Extracted data section start

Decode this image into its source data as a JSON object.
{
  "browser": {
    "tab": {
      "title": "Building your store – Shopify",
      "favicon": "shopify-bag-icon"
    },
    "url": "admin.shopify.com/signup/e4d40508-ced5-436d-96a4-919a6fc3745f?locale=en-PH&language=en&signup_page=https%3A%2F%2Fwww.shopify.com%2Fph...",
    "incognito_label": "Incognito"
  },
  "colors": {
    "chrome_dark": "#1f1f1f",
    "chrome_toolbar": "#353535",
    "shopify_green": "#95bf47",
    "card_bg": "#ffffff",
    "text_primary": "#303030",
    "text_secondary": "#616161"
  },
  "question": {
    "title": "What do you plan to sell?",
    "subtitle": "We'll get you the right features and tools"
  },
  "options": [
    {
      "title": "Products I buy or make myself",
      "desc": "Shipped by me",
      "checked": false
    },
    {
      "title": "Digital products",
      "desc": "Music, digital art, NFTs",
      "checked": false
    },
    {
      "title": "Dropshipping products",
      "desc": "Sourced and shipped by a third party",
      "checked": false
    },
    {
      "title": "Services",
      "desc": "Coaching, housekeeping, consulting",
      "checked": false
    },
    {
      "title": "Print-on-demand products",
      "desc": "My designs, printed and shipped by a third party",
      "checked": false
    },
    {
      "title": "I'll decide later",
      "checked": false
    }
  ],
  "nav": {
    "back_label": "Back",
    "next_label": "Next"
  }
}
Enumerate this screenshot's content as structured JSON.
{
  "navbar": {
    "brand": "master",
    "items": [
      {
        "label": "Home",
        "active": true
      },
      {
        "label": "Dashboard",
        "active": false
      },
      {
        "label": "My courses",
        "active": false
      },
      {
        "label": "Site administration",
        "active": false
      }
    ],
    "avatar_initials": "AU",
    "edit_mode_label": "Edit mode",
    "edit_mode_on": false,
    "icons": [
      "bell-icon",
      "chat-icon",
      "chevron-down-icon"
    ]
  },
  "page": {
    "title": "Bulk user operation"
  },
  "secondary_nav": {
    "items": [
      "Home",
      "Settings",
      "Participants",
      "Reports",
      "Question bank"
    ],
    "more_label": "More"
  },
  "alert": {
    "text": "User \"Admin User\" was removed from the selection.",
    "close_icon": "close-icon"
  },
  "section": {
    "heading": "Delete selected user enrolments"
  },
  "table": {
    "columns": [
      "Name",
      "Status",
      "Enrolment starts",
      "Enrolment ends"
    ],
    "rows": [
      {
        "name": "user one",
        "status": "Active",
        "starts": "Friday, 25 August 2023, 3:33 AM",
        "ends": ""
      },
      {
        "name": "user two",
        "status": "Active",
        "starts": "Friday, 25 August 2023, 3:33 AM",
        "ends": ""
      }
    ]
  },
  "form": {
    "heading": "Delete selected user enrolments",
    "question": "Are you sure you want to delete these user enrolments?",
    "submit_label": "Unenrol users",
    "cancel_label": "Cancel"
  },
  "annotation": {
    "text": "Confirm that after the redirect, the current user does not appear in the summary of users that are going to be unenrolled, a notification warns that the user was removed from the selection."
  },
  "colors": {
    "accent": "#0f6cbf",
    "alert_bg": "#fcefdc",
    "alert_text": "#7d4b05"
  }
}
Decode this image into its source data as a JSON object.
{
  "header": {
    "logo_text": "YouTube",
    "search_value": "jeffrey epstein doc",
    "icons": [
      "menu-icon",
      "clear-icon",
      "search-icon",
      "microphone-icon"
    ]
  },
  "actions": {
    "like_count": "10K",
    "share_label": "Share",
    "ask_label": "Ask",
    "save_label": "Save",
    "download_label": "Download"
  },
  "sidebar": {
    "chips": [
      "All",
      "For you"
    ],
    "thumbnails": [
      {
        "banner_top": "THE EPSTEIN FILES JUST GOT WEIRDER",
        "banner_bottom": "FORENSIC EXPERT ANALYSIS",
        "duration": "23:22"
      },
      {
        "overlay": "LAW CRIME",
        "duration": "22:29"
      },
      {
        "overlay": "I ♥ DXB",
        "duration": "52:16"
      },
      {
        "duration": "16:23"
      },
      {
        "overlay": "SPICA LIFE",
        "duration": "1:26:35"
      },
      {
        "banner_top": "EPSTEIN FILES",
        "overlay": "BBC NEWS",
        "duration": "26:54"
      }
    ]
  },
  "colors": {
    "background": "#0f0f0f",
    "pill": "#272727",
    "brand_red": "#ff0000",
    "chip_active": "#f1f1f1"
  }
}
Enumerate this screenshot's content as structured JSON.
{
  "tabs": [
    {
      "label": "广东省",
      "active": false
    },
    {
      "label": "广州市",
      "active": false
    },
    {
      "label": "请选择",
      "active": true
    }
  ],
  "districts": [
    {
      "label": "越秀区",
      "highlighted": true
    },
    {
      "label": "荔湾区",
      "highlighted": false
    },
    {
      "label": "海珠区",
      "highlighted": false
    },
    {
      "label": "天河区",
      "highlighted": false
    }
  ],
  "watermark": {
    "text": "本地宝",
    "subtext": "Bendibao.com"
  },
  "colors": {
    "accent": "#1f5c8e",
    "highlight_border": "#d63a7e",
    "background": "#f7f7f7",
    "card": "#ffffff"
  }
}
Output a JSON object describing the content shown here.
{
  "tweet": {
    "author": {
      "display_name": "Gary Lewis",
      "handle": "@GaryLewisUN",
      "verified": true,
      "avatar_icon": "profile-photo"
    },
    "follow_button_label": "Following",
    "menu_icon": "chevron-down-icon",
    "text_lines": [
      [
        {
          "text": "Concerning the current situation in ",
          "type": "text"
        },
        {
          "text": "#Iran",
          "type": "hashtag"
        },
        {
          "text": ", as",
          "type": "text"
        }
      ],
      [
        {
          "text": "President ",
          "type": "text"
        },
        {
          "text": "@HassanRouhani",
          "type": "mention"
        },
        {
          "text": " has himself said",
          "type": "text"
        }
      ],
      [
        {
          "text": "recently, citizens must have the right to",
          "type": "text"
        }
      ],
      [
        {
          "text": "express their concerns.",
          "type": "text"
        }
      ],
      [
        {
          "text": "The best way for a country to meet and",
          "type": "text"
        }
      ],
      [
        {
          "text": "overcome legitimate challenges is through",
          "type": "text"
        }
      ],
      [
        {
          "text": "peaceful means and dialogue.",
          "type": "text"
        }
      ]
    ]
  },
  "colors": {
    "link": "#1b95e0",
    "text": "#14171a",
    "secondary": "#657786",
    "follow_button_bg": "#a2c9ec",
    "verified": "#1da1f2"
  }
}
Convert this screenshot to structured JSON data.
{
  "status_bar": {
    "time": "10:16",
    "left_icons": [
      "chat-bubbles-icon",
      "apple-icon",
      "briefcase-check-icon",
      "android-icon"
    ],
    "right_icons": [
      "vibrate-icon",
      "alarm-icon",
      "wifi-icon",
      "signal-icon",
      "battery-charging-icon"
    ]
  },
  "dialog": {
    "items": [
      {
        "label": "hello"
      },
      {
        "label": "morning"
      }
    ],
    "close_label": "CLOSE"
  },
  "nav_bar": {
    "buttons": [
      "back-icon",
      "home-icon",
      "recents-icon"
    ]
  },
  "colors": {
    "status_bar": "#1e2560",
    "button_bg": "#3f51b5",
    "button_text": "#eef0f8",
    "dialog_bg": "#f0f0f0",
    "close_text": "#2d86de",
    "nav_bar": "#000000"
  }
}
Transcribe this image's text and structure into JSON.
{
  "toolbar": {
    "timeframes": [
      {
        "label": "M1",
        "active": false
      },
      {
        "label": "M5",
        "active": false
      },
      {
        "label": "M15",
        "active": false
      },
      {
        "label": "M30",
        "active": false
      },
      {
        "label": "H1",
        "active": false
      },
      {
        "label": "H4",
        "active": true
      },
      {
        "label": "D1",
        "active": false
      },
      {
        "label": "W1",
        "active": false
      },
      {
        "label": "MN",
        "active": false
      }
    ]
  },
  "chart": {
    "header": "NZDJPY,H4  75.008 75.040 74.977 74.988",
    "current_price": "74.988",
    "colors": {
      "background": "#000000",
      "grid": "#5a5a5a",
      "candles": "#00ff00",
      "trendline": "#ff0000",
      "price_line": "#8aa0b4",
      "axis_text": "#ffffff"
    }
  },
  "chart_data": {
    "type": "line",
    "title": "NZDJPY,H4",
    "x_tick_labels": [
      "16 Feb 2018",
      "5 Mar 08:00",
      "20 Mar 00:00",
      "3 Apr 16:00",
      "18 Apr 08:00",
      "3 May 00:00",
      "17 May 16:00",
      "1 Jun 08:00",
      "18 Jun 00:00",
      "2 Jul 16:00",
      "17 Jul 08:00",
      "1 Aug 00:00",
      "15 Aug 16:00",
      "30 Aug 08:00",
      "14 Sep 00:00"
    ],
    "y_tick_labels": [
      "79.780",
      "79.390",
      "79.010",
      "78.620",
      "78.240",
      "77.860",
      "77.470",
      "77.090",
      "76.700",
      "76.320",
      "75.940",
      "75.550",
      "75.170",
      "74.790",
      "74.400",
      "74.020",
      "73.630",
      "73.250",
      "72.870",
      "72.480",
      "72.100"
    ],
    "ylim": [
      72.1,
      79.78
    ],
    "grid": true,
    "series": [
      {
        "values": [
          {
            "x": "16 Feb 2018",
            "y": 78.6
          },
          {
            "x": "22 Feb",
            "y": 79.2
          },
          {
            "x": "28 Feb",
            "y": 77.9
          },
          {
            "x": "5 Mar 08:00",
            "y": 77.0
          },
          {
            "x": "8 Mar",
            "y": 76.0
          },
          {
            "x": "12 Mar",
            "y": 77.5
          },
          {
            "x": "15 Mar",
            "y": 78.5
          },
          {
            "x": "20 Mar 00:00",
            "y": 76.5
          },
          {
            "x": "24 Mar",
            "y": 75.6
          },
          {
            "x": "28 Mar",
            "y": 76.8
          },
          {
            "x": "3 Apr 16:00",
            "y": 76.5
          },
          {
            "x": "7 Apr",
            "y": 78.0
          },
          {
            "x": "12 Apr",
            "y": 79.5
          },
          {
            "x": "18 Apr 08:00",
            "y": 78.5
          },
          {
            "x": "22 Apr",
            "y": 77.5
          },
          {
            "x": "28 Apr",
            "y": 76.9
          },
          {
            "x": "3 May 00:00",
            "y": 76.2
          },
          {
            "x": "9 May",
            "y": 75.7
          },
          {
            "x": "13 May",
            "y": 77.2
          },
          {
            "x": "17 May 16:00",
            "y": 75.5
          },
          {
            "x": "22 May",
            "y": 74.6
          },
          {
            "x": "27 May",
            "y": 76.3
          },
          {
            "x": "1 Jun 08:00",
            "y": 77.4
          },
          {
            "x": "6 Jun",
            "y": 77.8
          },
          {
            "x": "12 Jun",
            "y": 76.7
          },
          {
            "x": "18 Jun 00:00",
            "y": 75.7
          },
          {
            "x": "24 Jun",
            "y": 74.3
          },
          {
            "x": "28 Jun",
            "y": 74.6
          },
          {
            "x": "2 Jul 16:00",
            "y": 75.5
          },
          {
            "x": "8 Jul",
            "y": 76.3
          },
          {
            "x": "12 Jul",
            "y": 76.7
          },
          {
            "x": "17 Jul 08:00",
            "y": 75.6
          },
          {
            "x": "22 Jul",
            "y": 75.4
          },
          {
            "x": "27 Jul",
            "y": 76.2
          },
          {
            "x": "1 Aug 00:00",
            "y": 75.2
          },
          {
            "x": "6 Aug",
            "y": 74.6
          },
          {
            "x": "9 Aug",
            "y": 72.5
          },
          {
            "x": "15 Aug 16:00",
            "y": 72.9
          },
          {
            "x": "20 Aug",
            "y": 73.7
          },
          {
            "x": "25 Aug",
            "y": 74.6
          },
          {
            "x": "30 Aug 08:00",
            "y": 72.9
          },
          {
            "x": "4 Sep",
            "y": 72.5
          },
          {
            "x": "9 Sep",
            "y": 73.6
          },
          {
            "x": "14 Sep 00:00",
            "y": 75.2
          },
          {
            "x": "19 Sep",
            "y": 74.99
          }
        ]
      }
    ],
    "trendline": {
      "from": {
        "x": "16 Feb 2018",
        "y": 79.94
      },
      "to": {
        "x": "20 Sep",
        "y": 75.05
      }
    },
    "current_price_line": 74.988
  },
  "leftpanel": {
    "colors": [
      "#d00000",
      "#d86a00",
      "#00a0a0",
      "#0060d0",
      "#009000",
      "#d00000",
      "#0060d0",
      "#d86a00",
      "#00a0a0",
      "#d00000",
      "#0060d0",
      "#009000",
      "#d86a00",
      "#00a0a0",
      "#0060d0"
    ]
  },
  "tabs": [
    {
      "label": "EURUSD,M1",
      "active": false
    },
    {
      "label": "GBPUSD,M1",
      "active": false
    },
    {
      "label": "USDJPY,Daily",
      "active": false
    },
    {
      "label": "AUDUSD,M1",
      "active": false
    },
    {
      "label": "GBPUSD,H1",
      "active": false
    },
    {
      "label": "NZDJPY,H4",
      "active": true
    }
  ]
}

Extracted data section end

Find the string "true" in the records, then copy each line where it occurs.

■ Your response ■
        "active": true
      "active": true
      "highlighted": true
      "verified": true,
        "active": true
    "grid": true,
      "active": true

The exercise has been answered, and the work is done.